The Greek‘s Tom Galis told me before the meeting that couldn’t be happier that his new restaurant would be at Truffles Tribeca, in the former Canali Club gym, rather than at the Sterling Mason, because it’s much bigger. And that means room for a retail bakery offering “grab-and-go Greek yogurt, pizzas, breads….” His proposed closing hours (1 a.m. and 2 a.m.) were in line with CB1’s guidelines, and the few neighbors who showed up were positive, concerned only about plans for a sidewalk café, but that’ll get discussed later. The new place will be “more Mediterranean than 100% Greek,” said Galis, with occasional acoustic music. Committee members were hesitant about the “DJ” box being checked on the application, but Galis meant himself playing records he loves, not some dude blasting EDM. No one asked about the “Living room/lounge” in the floor plan, which looks like a big-ass bar to me. Vote: 5-0, with one recusal.

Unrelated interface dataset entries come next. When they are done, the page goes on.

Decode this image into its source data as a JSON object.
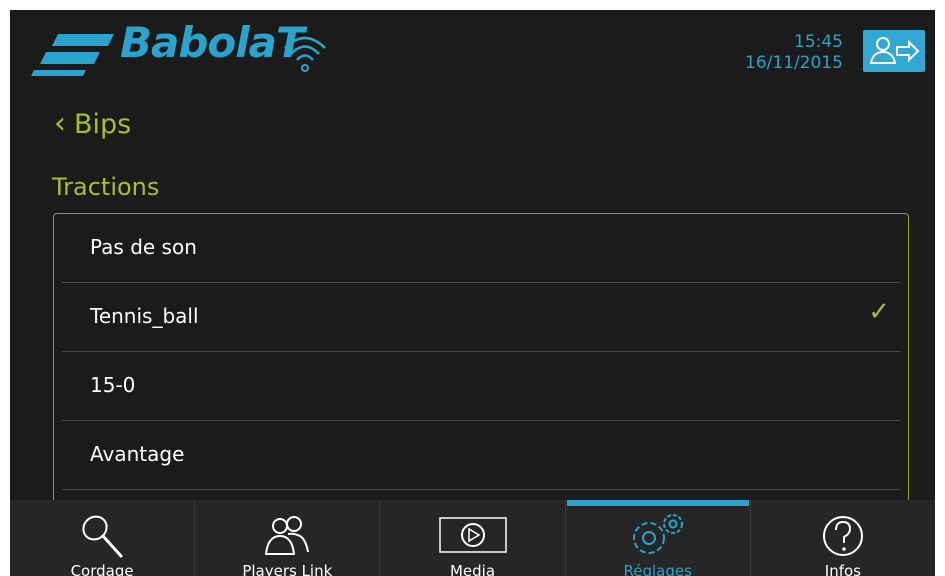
{
  "header": {
    "brand": "BabolaT",
    "time": "15:45",
    "date": "16/11/2015"
  },
  "back": {
    "label": "Bips"
  },
  "section": {
    "title": "Tractions"
  },
  "options": [
    {
      "label": "Pas de son",
      "selected": false
    },
    {
      "label": "Tennis_ball",
      "selected": true
    },
    {
      "label": "15-0",
      "selected": false
    },
    {
      "label": "Avantage",
      "selected": false
    }
  ],
  "check_glyph": "✓",
  "nav": {
    "tabs": [
      {
        "label": "Cordage",
        "icon": "racket-icon",
        "active": false
      },
      {
        "label": "Players Link",
        "icon": "players-icon",
        "active": false
      },
      {
        "label": "Media",
        "icon": "play-icon",
        "active": false
      },
      {
        "label": "Réglages",
        "icon": "gears-icon",
        "active": true
      },
      {
        "label": "Infos",
        "icon": "help-icon",
        "active": false
      }
    ]
  },
  "colors": {
    "accent_blue": "#2aa4cc",
    "accent_green": "#a9bf2e",
    "background": "#1b1b1b"
  }
}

The guys who run the newsstand on Greenwich between Warren and Murray, would like to open another one around the corner on Warren, more or less in front of the Whole Foods/Bed Bath & Beyond entrance. This is obviously a terrible spot for a newsstand, even if the sidewalk shed ever comes down, and besides, can’t people walk 100 yards to buy whatever it is they buy at newsstands? Vote: 5-0 in opposition, but the NYC Department of Consumer Affairs can approve it anyway.



  1. just to clarify, about the newsstand? the vote was unanimously yes or no? 5-0 looked like yes but you mention that the dept can approve it anyway.

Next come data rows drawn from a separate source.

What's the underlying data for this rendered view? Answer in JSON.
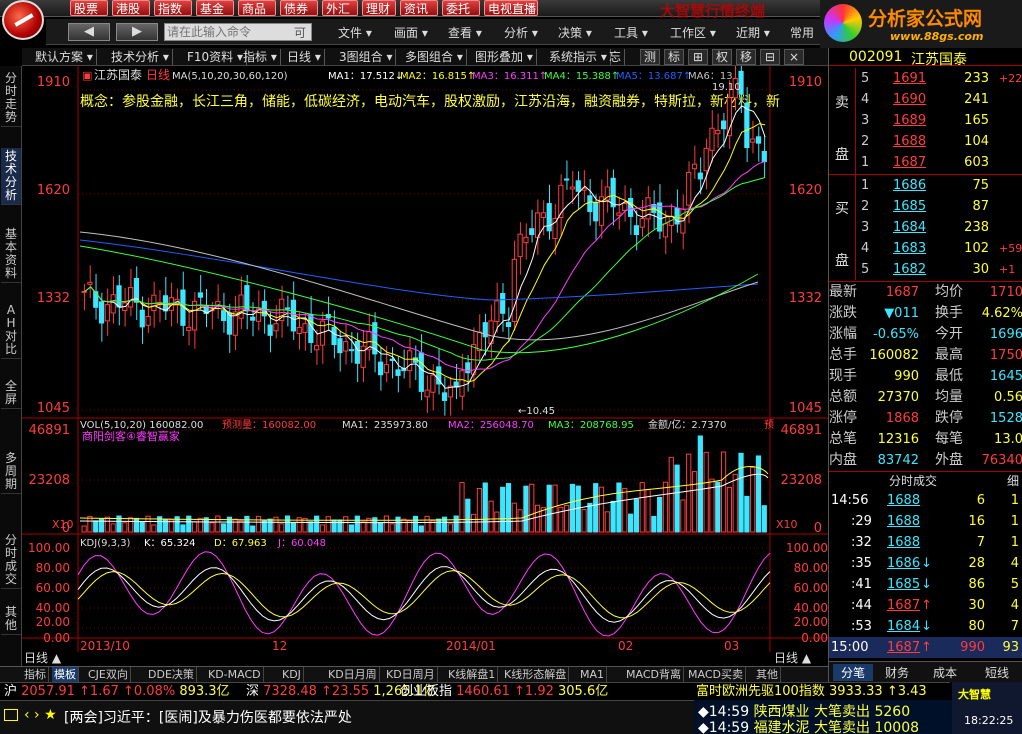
{
  "topnav": {
    "items": [
      "股票",
      "港股",
      "指数",
      "基金",
      "商品",
      "债券",
      "外汇",
      "理财",
      "资讯",
      "委托",
      "电视直播"
    ],
    "watermark": "大智慧行情终端"
  },
  "toolbar2": {
    "back_icon": "arrow-left-icon",
    "forward_icon": "arrow-right-icon",
    "cmd_placeholder": "请在此输入命令",
    "cmd_hint": "可",
    "menus": [
      "文件",
      "画面",
      "查看",
      "分析",
      "决策",
      "工具",
      "工作区",
      "近期",
      "常用"
    ]
  },
  "brand": {
    "name": "分析家公式网",
    "url": "www.88gs.com"
  },
  "chart_tabs": {
    "items": [
      "默认方案",
      "技术分析",
      "F10资料",
      "指标",
      "日线",
      "3图组合",
      "多图组合",
      "图形叠加",
      "系统指示",
      "忘"
    ],
    "tools": [
      "测",
      "标",
      "⊞",
      "权",
      "移",
      "⊟",
      "×"
    ]
  },
  "left_tabs": [
    "分时走势",
    "技术分析",
    "基本资料",
    "AH对比",
    "全屏",
    "多周期",
    "分时成交",
    "其他"
  ],
  "main_chart": {
    "title": "江苏国泰",
    "period": "日线",
    "ma_label": "MA(5,10,20,30,60,120)",
    "ma_values": [
      {
        "name": "MA1",
        "value": "17.512",
        "dir": "↓"
      },
      {
        "name": "MA2",
        "value": "16.815",
        "dir": "↑"
      },
      {
        "name": "MA3",
        "value": "16.311",
        "dir": "↑"
      },
      {
        "name": "MA4",
        "value": "15.388",
        "dir": "↑"
      },
      {
        "name": "MA5",
        "value": "13.687",
        "dir": "↑"
      },
      {
        "name": "MA6",
        "value": "13",
        "dir": ""
      }
    ],
    "concept": "概念：参股金融，长江三角，储能，低碳经济，电动汽车，股权激励，江苏沿海，融资融券，特斯拉，新材料，新",
    "high_label": "19.10",
    "low_label": "10.45"
  },
  "vol_panel": {
    "label": "VOL(5,10,20)",
    "value": "160082.00",
    "forecast": "预测量：160082.00",
    "ma1": "MA1：235973.80",
    "ma2": "MA2：256048.70",
    "ma3": "MA3：208768.95",
    "amount": "金额/亿：2.7370",
    "amount_more": "预",
    "sub": "商阳剑客④睿智赢家",
    "x10": "X10"
  },
  "kdj_panel": {
    "label": "KDJ(9,3,3)",
    "k": "K：65.324",
    "d": "D：67.963",
    "j": "J：60.048"
  },
  "axis": {
    "price_labels": [
      "1910",
      "1620",
      "1332",
      "1045"
    ],
    "vol_labels": [
      "46891",
      "23208",
      "0"
    ],
    "kdj_labels": [
      "100.00",
      "80.00",
      "60.00",
      "50.00",
      "40.00",
      "20.00",
      "0.00"
    ],
    "date_labels": [
      "2013/10",
      "12",
      "2014/01",
      "02",
      "03"
    ],
    "period_left": "日线",
    "period_right": "日线"
  },
  "index_tabs": [
    "指标",
    "模板",
    "CJE双向",
    "DDE决策",
    "KD-MACD",
    "KDJ",
    "KD日月周",
    "KD日周月",
    "K线解盘1",
    "K线形态解盘",
    "MA1",
    "MACD背离",
    "MACD买卖",
    "其他"
  ],
  "ticker": {
    "items": [
      {
        "label": "沪",
        "value": "2057.91",
        "change": "↑1.67",
        "pct": "↑0.08%",
        "amt": "893.3亿"
      },
      {
        "label": "深",
        "value": "7328.48",
        "change": "↑23.55",
        "pct": "",
        "amt": "1,265.1亿"
      },
      {
        "label": "创业板指",
        "value": "1460.61",
        "change": "↑1.92",
        "pct": "",
        "amt": "305.6亿"
      }
    ],
    "scroll": "富时欧洲先驱100指数 3933.33 ↑3.43"
  },
  "news": {
    "mail_icon": "mail-icon",
    "text": "[两会]习近平：[医闹]及暴力伤医都要依法严处"
  },
  "alerts": [
    {
      "time": "14:59",
      "name": "陕西煤业",
      "action": "大笔卖出",
      "value": "5260"
    },
    {
      "time": "14:59",
      "name": "福建水泥",
      "action": "大笔卖出",
      "value": "10008"
    }
  ],
  "clock": {
    "brand": "大智慧",
    "time": "18:22:25"
  },
  "quote_panel": {
    "code": "002091",
    "name": "江苏国泰",
    "sell_label": "卖盘",
    "buy_label": "买盘",
    "sells": [
      {
        "level": "5",
        "price": "1691",
        "vol": "233",
        "chg": "+223"
      },
      {
        "level": "4",
        "price": "1690",
        "vol": "241",
        "chg": ""
      },
      {
        "level": "3",
        "price": "1689",
        "vol": "165",
        "chg": ""
      },
      {
        "level": "2",
        "price": "1688",
        "vol": "104",
        "chg": ""
      },
      {
        "level": "1",
        "price": "1687",
        "vol": "603",
        "chg": ""
      }
    ],
    "buys": [
      {
        "level": "1",
        "price": "1686",
        "vol": "75",
        "chg": ""
      },
      {
        "level": "2",
        "price": "1685",
        "vol": "87",
        "chg": ""
      },
      {
        "level": "3",
        "price": "1684",
        "vol": "238",
        "chg": ""
      },
      {
        "level": "4",
        "price": "1683",
        "vol": "102",
        "chg": "+59"
      },
      {
        "level": "5",
        "price": "1682",
        "vol": "30",
        "chg": "+1"
      }
    ],
    "stats": [
      {
        "l1": "最新",
        "v1": "1687",
        "l2": "均价",
        "v2": "1710",
        "c1": "red",
        "c2": "red"
      },
      {
        "l1": "涨跌",
        "v1": "▼011",
        "l2": "换手",
        "v2": "4.62%",
        "c1": "cyan",
        "c2": "yellow"
      },
      {
        "l1": "涨幅",
        "v1": "-0.65%",
        "l2": "今开",
        "v2": "1696",
        "c1": "cyan",
        "c2": "cyan"
      },
      {
        "l1": "总手",
        "v1": "160082",
        "l2": "最高",
        "v2": "1750",
        "c1": "yellow",
        "c2": "red"
      },
      {
        "l1": "现手",
        "v1": "990",
        "l2": "最低",
        "v2": "1645",
        "c1": "yellow",
        "c2": "cyan"
      },
      {
        "l1": "总额",
        "v1": "27370",
        "l2": "均量",
        "v2": "0.56",
        "c1": "yellow",
        "c2": "yellow"
      },
      {
        "l1": "涨停",
        "v1": "1868",
        "l2": "跌停",
        "v2": "1528",
        "c1": "red",
        "c2": "cyan"
      },
      {
        "l1": "总笔",
        "v1": "12316",
        "l2": "每笔",
        "v2": "13.0",
        "c1": "yellow",
        "c2": "yellow"
      },
      {
        "l1": "内盘",
        "v1": "83742",
        "l2": "外盘",
        "v2": "76340",
        "c1": "cyan",
        "c2": "red"
      }
    ],
    "trades_title": "分时成交",
    "trades_corner": "细",
    "trades": [
      {
        "time": "14:56",
        "price": "1688",
        "arrow": "",
        "vol": "6",
        "n": "1"
      },
      {
        "time": ":29",
        "price": "1688",
        "arrow": "",
        "vol": "16",
        "n": "1"
      },
      {
        "time": ":32",
        "price": "1688",
        "arrow": "",
        "vol": "7",
        "n": "1"
      },
      {
        "time": ":35",
        "price": "1686",
        "arrow": "↓",
        "vol": "28",
        "n": "4"
      },
      {
        "time": ":41",
        "price": "1685",
        "arrow": "↓",
        "vol": "86",
        "n": "5"
      },
      {
        "time": ":44",
        "price": "1687",
        "arrow": "↑",
        "vol": "30",
        "n": "4"
      },
      {
        "time": ":53",
        "price": "1684",
        "arrow": "↓",
        "vol": "80",
        "n": "7"
      },
      {
        "time": "15:00",
        "price": "1687",
        "arrow": "↑",
        "vol": "990",
        "n": "93"
      }
    ],
    "tabs": [
      "分笔",
      "财务",
      "成本",
      "短线"
    ]
  },
  "colors": {
    "up": "#ff3c3c",
    "down": "#3ce6ff",
    "ma1": "#ffffff",
    "ma2": "#ffff00",
    "ma3": "#ff3cff",
    "ma4": "#3cff3c",
    "ma5": "#2060ff",
    "ma6": "#c0c0c0"
  }
}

    just curious since I walk there everyday and that sidewalk does not feel wide enough for a newsstand as it is.

  2. I still say we need a toll to enter the Holland Tunnel on the nyc side. The elimination of cash collection (on the NJ side for instance) makes this feasible and would likely deter some of the traffic.

    • I think tolling the Brooklyn, Manhattan, and Williamsburg bridges would reduce traffic on canal st and hudson st because the drivers coming from brooklyn and queens would be indifferent to the midtown tunnel to lincoln tunnel vs bridges to holland tunnel route.

    • Many of us who’ve been here for a long time remember that when Sen. Schumer first ran against Al D’Amato he promised to introduce a bill in the Senate to reverse the toll on the Verrazano Bridge, bringing it into line with all other tolls into the city. Once elected, of course, he completely forgot that promise and nothing, for a change, changed.

  3. I somewhat newly live in the building where “Holy Ground” will be. Guess I should have known to attend the meeting!